Baseball bats and similar objects can be employed as impact weapons which will cause severe blunt trauma at and around the impact site. Whilst this can be very effective in fending off an attack, and as a deterrent, there are practical issues to consider.
A bat generally needs to be swung to develop enough energy to be effective as a weapon. Does your home have space for this at likely points of entry? Do you have the physical strength to use a weapon in this way, and enough strength to retain it in a skirmish? If the answer to either is no, consider other options. Remember that the mere presence of a weapon will not protect you, it must be employed.
The Weaponised Mindset
A key mistake made by lots of people when planning for home defense is reliance on weapons alone. A weapon is rendered useless if you freeze, and having a weapon doesn’t mean you won’t. In addition, are you physically and mentally capable of employing that weapon effectively? This is a far bigger problem than many people realize when they purchase weapons and thereafter consider themselves safe, but it is not an insurmountable one. To counter this you need to prepare yourself in advance by employing the following techniques:
- Visualize different threat scenarios in detail and the countermeasures you will employ.
- Practice using your defensive weapons tactically.
- Run dry drills to identify weaknesses in your planning and develop contingency plans.
- Brief your family on what to do in given scenarios to reduce distractions, and your workload, during an actual attack.
- Finally, reinforce the notion in your own mind that you will defend your home by all means necessary. This means that you will work your plan and if the plan isn’t working, you’ll change it and keep moving forward toward a successful outcome.
When considering non-lethal weapons for home defense, ensure your planning is realistic, effective, and tailored to your individual needs and capabilities.
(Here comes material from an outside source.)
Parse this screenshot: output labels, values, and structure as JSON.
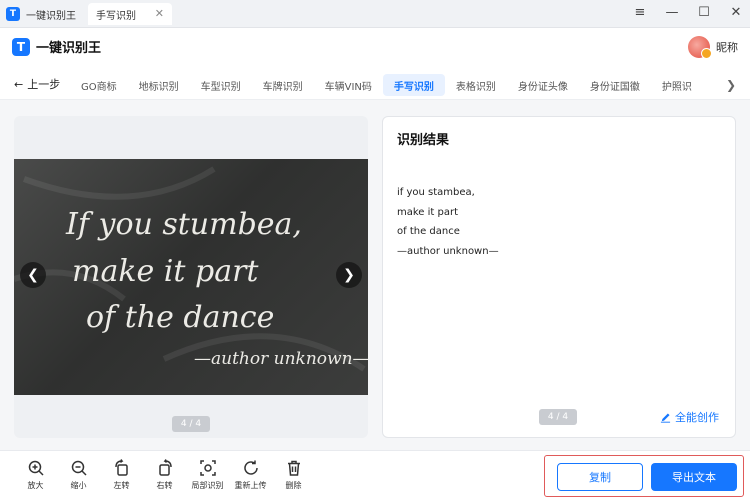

Know your local laws, know your weapons and, most importantly, know that you will act when the time comes.